━━━ THE DATA ━━━

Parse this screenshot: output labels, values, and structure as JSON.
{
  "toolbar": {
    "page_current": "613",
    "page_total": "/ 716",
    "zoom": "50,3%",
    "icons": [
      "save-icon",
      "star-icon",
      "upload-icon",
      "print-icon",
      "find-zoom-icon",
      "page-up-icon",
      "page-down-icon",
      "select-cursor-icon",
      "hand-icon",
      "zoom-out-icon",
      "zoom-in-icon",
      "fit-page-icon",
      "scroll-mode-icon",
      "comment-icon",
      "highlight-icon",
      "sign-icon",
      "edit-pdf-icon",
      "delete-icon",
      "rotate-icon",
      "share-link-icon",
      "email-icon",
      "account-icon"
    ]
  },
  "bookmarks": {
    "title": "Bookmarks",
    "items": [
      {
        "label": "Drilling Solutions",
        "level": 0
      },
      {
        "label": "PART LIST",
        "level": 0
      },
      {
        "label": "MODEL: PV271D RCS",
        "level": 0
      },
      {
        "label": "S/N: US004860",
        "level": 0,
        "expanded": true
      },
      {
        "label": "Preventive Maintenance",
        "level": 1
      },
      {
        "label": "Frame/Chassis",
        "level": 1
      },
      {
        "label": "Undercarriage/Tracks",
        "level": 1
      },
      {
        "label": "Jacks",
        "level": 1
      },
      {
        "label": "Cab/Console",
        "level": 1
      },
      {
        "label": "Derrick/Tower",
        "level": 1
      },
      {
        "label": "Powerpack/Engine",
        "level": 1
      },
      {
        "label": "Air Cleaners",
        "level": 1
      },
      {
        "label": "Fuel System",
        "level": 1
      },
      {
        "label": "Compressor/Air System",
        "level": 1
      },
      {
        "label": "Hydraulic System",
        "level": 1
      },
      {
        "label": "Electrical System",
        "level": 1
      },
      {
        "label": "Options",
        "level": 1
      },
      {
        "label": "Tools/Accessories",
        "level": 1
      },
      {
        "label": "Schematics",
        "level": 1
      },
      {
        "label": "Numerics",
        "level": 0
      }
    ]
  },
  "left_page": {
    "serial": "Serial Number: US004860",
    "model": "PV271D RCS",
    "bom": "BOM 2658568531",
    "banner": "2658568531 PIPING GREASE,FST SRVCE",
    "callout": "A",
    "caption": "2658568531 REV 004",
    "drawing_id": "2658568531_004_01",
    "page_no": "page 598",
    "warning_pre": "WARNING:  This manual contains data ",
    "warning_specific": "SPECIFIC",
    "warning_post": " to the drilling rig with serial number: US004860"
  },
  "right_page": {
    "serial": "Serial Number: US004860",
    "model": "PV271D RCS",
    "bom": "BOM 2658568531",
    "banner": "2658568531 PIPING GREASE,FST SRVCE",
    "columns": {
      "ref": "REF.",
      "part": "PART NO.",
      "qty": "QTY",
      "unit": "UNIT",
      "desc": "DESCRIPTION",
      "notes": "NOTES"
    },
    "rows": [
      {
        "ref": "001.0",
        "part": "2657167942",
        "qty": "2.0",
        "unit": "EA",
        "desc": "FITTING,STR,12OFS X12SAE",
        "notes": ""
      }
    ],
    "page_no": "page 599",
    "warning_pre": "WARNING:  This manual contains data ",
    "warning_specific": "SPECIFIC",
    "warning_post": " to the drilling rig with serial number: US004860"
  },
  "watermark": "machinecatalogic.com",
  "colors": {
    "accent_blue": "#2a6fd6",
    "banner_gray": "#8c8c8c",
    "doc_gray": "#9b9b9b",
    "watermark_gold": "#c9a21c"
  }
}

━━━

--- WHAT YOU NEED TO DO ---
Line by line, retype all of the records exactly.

--- EXPECTED ANSWER ---
Parse this screenshot: output labels, values, and structure as JSON.
{
  "toolbar": {
    "page_current": "613",
    "page_total": "/ 716",
    "zoom": "50,3%",
    "icons": [
      "save-icon",
      "star-icon",
      "upload-icon",
      "print-icon",
      "find-zoom-icon",
      "page-up-icon",
      "page-down-icon",
      "select-cursor-icon",
      "hand-icon",
      "zoom-out-icon",
      "zoom-in-icon",
      "fit-page-icon",
      "scroll-mode-icon",
      "comment-icon",
      "highlight-icon",
      "sign-icon",
      "edit-pdf-icon",
      "delete-icon",
      "rotate-icon",
      "share-link-icon",
      "email-icon",
      "account-icon"
    ]
  },
  "bookmarks": {
    "title": "Bookmarks",
    "items": [
      {
        "label": "Drilling Solutions",
        "level": 0
      },
      {
        "label": "PART LIST",
        "level": 0
      },
      {
        "label": "MODEL: PV271D RCS",
        "level": 0
      },
      {
        "label": "S/N: US004860",
        "level": 0,
        "expanded": true
      },
      {
        "label": "Preventive Maintenance",
        "level": 1
      },
      {
        "label": "Frame/Chassis",
        "level": 1
      },
      {
        "label": "Undercarriage/Tracks",
        "level": 1
      },
      {
        "label": "Jacks",
        "level": 1
      },
      {
        "label": "Cab/Console",
        "level": 1
      },
      {
        "label": "Derrick/Tower",
        "level": 1
      },
      {
        "label": "Powerpack/Engine",
        "level": 1
      },
      {
        "label": "Air Cleaners",
        "level": 1
      },
      {
        "label": "Fuel System",
        "level": 1
      },
      {
        "label": "Compressor/Air System",
        "level": 1
      },
      {
        "label": "Hydraulic System",
        "level": 1
      },
      {
        "label": "Electrical System",
        "level": 1
      },
      {
        "label": "Options",
        "level": 1
      },
      {
        "label": "Tools/Accessories",
        "level": 1
      },
      {
        "label": "Schematics",
        "level": 1
      },
      {
        "label": "Numerics",
        "level": 0
      }
    ]
  },
  "left_page": {
    "serial": "Serial Number: US004860",
    "model": "PV271D RCS",
    "bom": "BOM 2658568531",
    "banner": "2658568531 PIPING GREASE,FST SRVCE",
    "callout": "A",
    "caption": "2658568531 REV 004",
    "drawing_id": "2658568531_004_01",
    "page_no": "page 598",
    "warning_pre": "WARNING:  This manual contains data ",
    "warning_specific": "SPECIFIC",
    "warning_post": " to the drilling rig with serial number: US004860"
  },
  "right_page": {
    "serial": "Serial Number: US004860",
    "model": "PV271D RCS",
    "bom": "BOM 2658568531",
    "banner": "2658568531 PIPING GREASE,FST SRVCE",
    "columns": {
      "ref": "REF.",
      "part": "PART NO.",
      "qty": "QTY",
      "unit": "UNIT",
      "desc": "DESCRIPTION",
      "notes": "NOTES"
    },
    "rows": [
      {
        "ref": "001.0",
        "part": "2657167942",
        "qty": "2.0",
        "unit": "EA",
        "desc": "FITTING,STR,12OFS X12SAE",
        "notes": ""
      }
    ],
    "page_no": "page 599",
    "warning_pre": "WARNING:  This manual contains data ",
    "warning_specific": "SPECIFIC",
    "warning_post": " to the drilling rig with serial number: US004860"
  },
  "watermark": "machinecatalogic.com",
  "colors": {
    "accent_blue": "#2a6fd6",
    "banner_gray": "#8c8c8c",
    "doc_gray": "#9b9b9b",
    "watermark_gold": "#c9a21c"
  }
}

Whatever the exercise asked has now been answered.